→ **Your task**:
If an entry holds a picture, drop the picture and restate the rest word for word.

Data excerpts

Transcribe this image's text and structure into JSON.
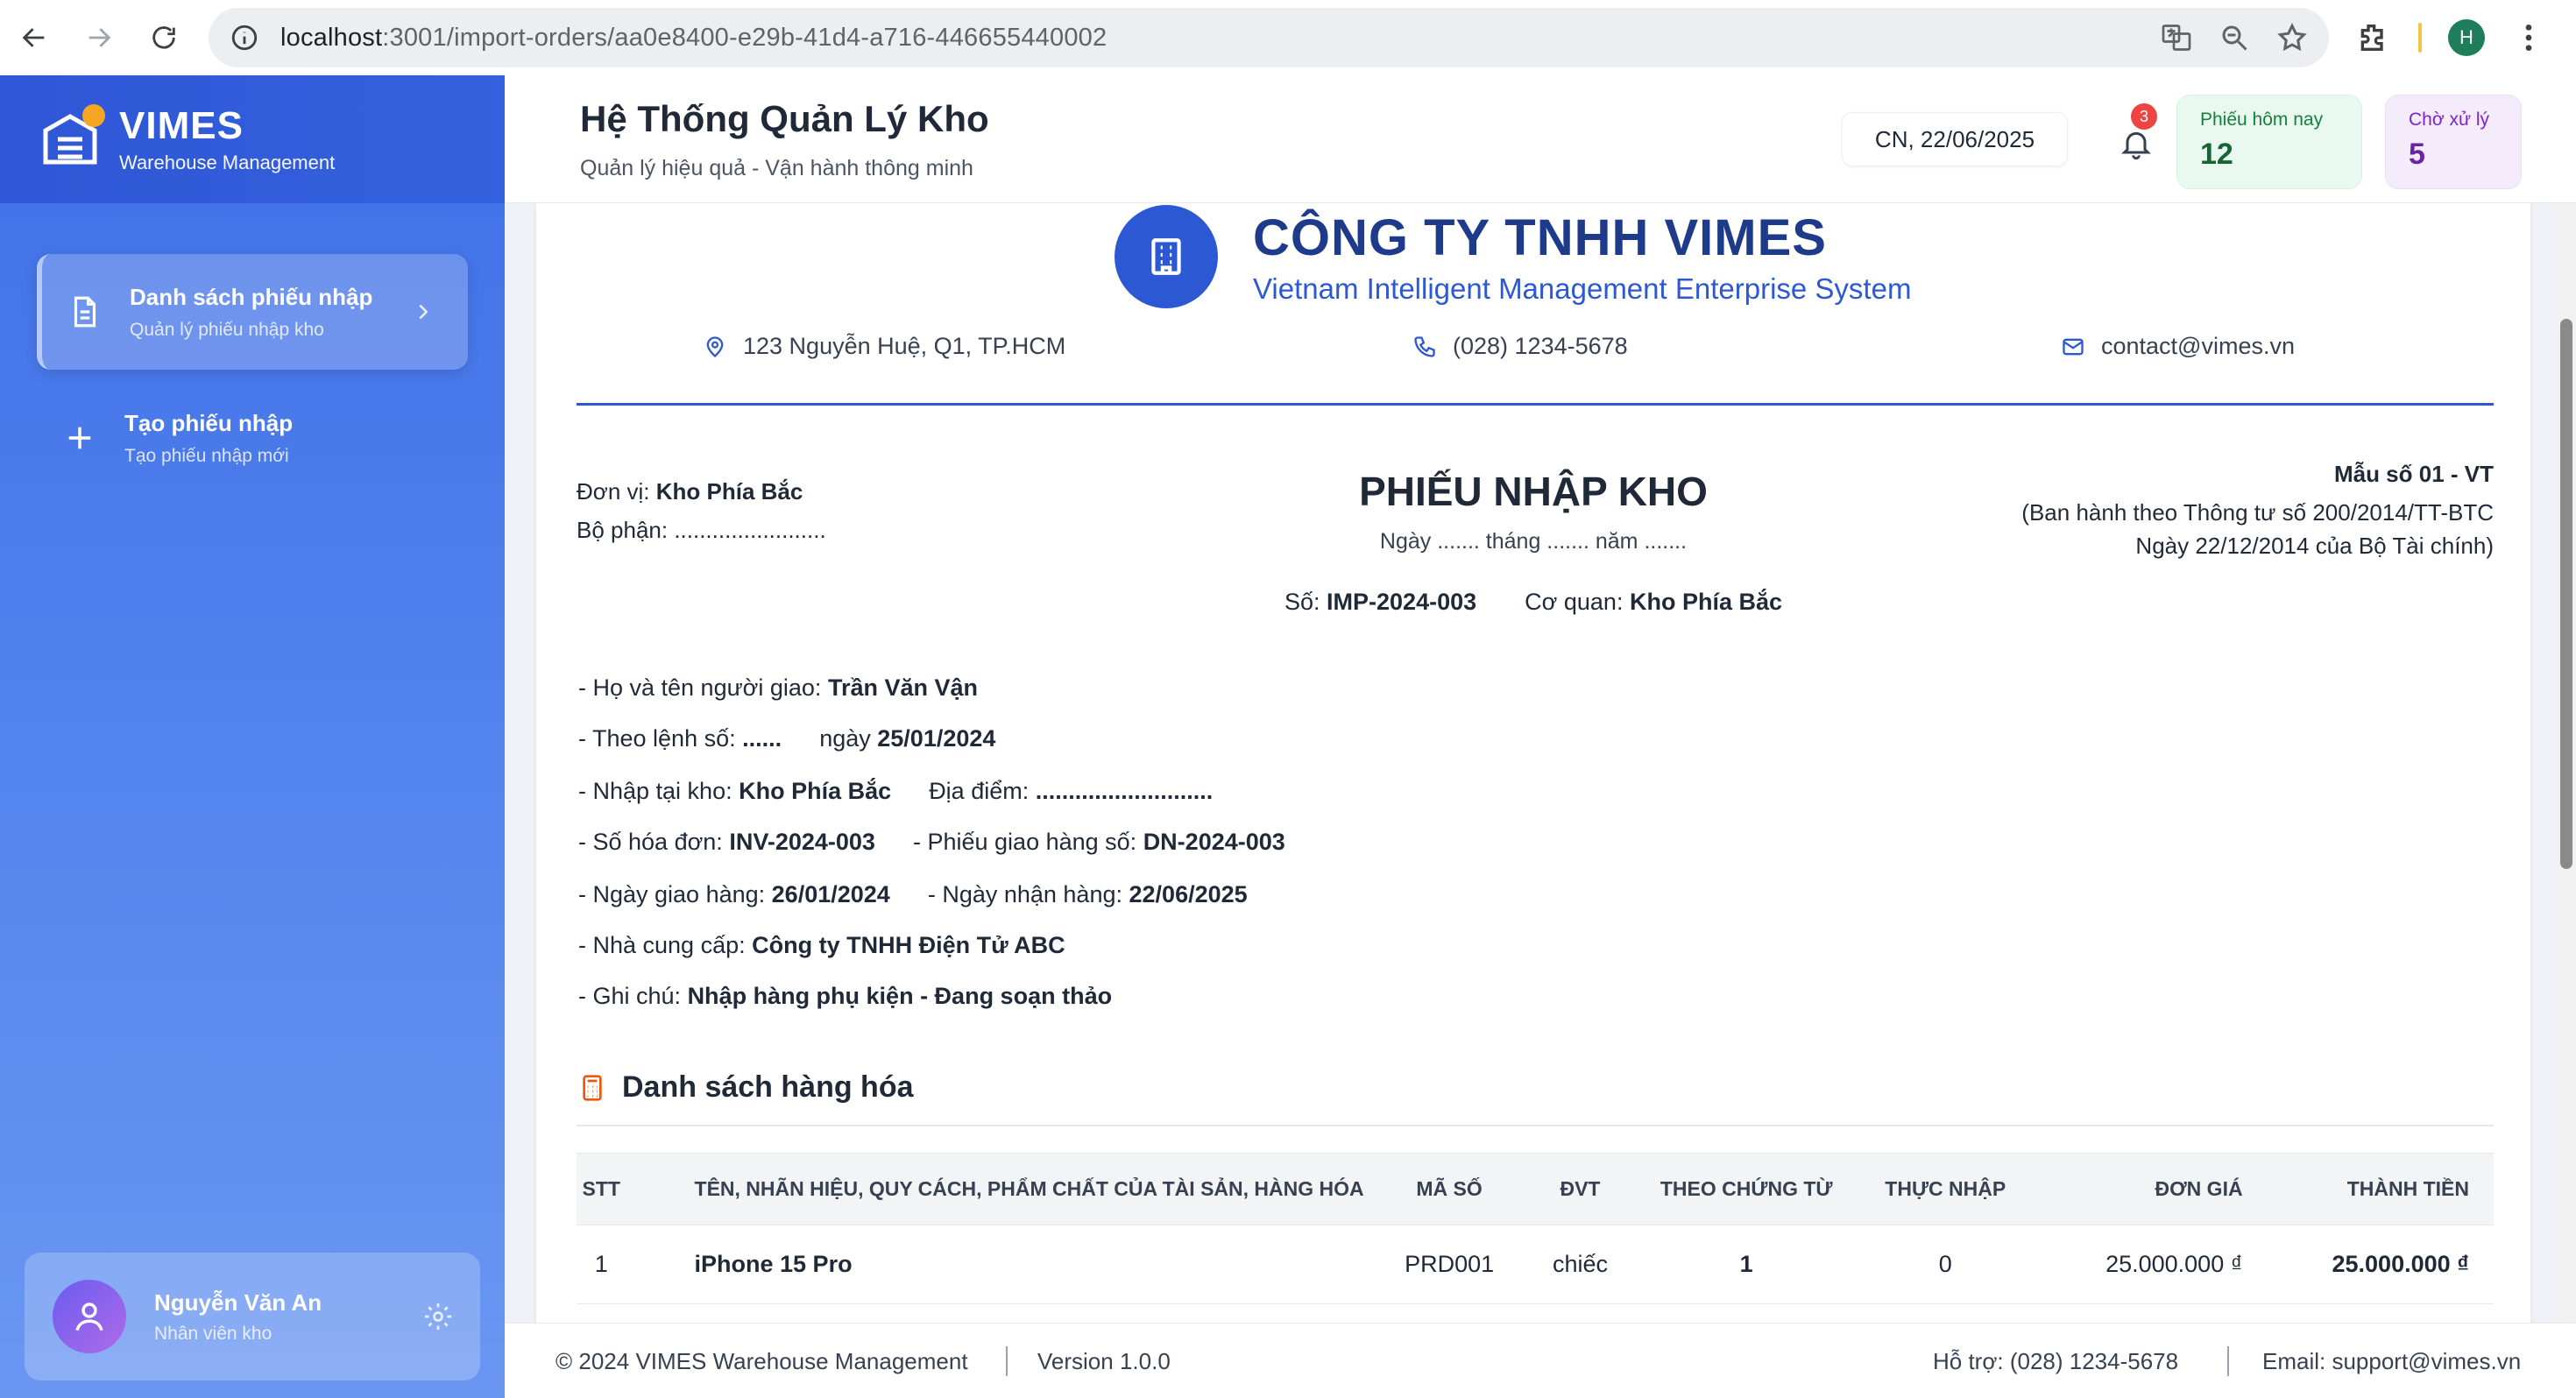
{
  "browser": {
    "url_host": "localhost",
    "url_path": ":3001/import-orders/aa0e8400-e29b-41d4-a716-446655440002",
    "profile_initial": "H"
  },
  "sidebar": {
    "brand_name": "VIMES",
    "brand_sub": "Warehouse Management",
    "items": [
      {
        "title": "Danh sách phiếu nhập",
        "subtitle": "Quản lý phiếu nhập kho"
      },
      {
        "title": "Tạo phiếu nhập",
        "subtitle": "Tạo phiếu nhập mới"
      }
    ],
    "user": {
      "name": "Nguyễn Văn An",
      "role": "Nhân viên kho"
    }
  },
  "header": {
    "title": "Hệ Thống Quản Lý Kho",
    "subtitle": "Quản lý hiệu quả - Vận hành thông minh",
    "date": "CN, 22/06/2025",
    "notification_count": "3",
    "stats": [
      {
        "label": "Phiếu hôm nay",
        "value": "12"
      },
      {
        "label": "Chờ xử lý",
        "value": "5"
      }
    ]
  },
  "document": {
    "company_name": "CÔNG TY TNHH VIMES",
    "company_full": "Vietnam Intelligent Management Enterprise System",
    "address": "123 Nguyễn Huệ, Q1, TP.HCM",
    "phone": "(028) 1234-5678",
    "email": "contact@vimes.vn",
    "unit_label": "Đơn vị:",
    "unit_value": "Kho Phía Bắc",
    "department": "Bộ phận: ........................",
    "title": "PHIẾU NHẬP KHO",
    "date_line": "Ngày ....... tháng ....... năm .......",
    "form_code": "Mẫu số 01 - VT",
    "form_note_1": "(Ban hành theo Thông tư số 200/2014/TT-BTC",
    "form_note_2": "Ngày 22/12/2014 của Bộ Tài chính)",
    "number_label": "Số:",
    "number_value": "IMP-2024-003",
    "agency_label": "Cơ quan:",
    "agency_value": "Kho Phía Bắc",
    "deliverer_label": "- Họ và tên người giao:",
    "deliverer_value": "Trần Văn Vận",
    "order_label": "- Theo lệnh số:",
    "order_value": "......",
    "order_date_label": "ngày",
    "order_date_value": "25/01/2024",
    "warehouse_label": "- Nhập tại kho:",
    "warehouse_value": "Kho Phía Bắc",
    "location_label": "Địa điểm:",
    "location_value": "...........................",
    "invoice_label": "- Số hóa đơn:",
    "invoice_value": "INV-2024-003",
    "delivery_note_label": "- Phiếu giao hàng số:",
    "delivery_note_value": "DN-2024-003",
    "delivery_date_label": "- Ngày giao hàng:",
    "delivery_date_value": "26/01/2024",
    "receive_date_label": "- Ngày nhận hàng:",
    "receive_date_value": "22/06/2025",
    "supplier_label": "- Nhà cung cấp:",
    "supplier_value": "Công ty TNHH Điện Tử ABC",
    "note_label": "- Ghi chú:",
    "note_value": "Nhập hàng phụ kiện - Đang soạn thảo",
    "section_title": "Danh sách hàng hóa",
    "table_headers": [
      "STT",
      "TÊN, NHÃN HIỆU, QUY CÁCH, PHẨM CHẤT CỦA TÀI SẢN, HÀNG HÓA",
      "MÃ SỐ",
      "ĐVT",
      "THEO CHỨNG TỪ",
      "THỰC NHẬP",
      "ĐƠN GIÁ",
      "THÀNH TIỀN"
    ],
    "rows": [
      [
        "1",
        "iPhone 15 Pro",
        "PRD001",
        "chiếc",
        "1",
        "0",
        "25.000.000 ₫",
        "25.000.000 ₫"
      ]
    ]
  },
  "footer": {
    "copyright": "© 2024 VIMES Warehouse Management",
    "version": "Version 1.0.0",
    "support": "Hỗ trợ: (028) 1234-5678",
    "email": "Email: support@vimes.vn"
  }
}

→ **Output of the exercise**:
Transcribe this image's text and structure into JSON.
{
  "browser": {
    "url_host": "localhost",
    "url_path": ":3001/import-orders/aa0e8400-e29b-41d4-a716-446655440002",
    "profile_initial": "H"
  },
  "sidebar": {
    "brand_name": "VIMES",
    "brand_sub": "Warehouse Management",
    "items": [
      {
        "title": "Danh sách phiếu nhập",
        "subtitle": "Quản lý phiếu nhập kho"
      },
      {
        "title": "Tạo phiếu nhập",
        "subtitle": "Tạo phiếu nhập mới"
      }
    ],
    "user": {
      "name": "Nguyễn Văn An",
      "role": "Nhân viên kho"
    }
  },
  "header": {
    "title": "Hệ Thống Quản Lý Kho",
    "subtitle": "Quản lý hiệu quả - Vận hành thông minh",
    "date": "CN, 22/06/2025",
    "notification_count": "3",
    "stats": [
      {
        "label": "Phiếu hôm nay",
        "value": "12"
      },
      {
        "label": "Chờ xử lý",
        "value": "5"
      }
    ]
  },
  "document": {
    "company_name": "CÔNG TY TNHH VIMES",
    "company_full": "Vietnam Intelligent Management Enterprise System",
    "address": "123 Nguyễn Huệ, Q1, TP.HCM",
    "phone": "(028) 1234-5678",
    "email": "contact@vimes.vn",
    "unit_label": "Đơn vị:",
    "unit_value": "Kho Phía Bắc",
    "department": "Bộ phận: ........................",
    "title": "PHIẾU NHẬP KHO",
    "date_line": "Ngày ....... tháng ....... năm .......",
    "form_code": "Mẫu số 01 - VT",
    "form_note_1": "(Ban hành theo Thông tư số 200/2014/TT-BTC",
    "form_note_2": "Ngày 22/12/2014 của Bộ Tài chính)",
    "number_label": "Số:",
    "number_value": "IMP-2024-003",
    "agency_label": "Cơ quan:",
    "agency_value": "Kho Phía Bắc",
    "deliverer_label": "- Họ và tên người giao:",
    "deliverer_value": "Trần Văn Vận",
    "order_label": "- Theo lệnh số:",
    "order_value": "......",
    "order_date_label": "ngày",
    "order_date_value": "25/01/2024",
    "warehouse_label": "- Nhập tại kho:",
    "warehouse_value": "Kho Phía Bắc",
    "location_label": "Địa điểm:",
    "location_value": "...........................",
    "invoice_label": "- Số hóa đơn:",
    "invoice_value": "INV-2024-003",
    "delivery_note_label": "- Phiếu giao hàng số:",
    "delivery_note_value": "DN-2024-003",
    "delivery_date_label": "- Ngày giao hàng:",
    "delivery_date_value": "26/01/2024",
    "receive_date_label": "- Ngày nhận hàng:",
    "receive_date_value": "22/06/2025",
    "supplier_label": "- Nhà cung cấp:",
    "supplier_value": "Công ty TNHH Điện Tử ABC",
    "note_label": "- Ghi chú:",
    "note_value": "Nhập hàng phụ kiện - Đang soạn thảo",
    "section_title": "Danh sách hàng hóa",
    "table_headers": [
      "STT",
      "TÊN, NHÃN HIỆU, QUY CÁCH, PHẨM CHẤT CỦA TÀI SẢN, HÀNG HÓA",
      "MÃ SỐ",
      "ĐVT",
      "THEO CHỨNG TỪ",
      "THỰC NHẬP",
      "ĐƠN GIÁ",
      "THÀNH TIỀN"
    ],
    "rows": [
      [
        "1",
        "iPhone 15 Pro",
        "PRD001",
        "chiếc",
        "1",
        "0",
        "25.000.000 ₫",
        "25.000.000 ₫"
      ]
    ]
  },
  "footer": {
    "copyright": "© 2024 VIMES Warehouse Management",
    "version": "Version 1.0.0",
    "support": "Hỗ trợ: (028) 1234-5678",
    "email": "Email: support@vimes.vn"
  }
}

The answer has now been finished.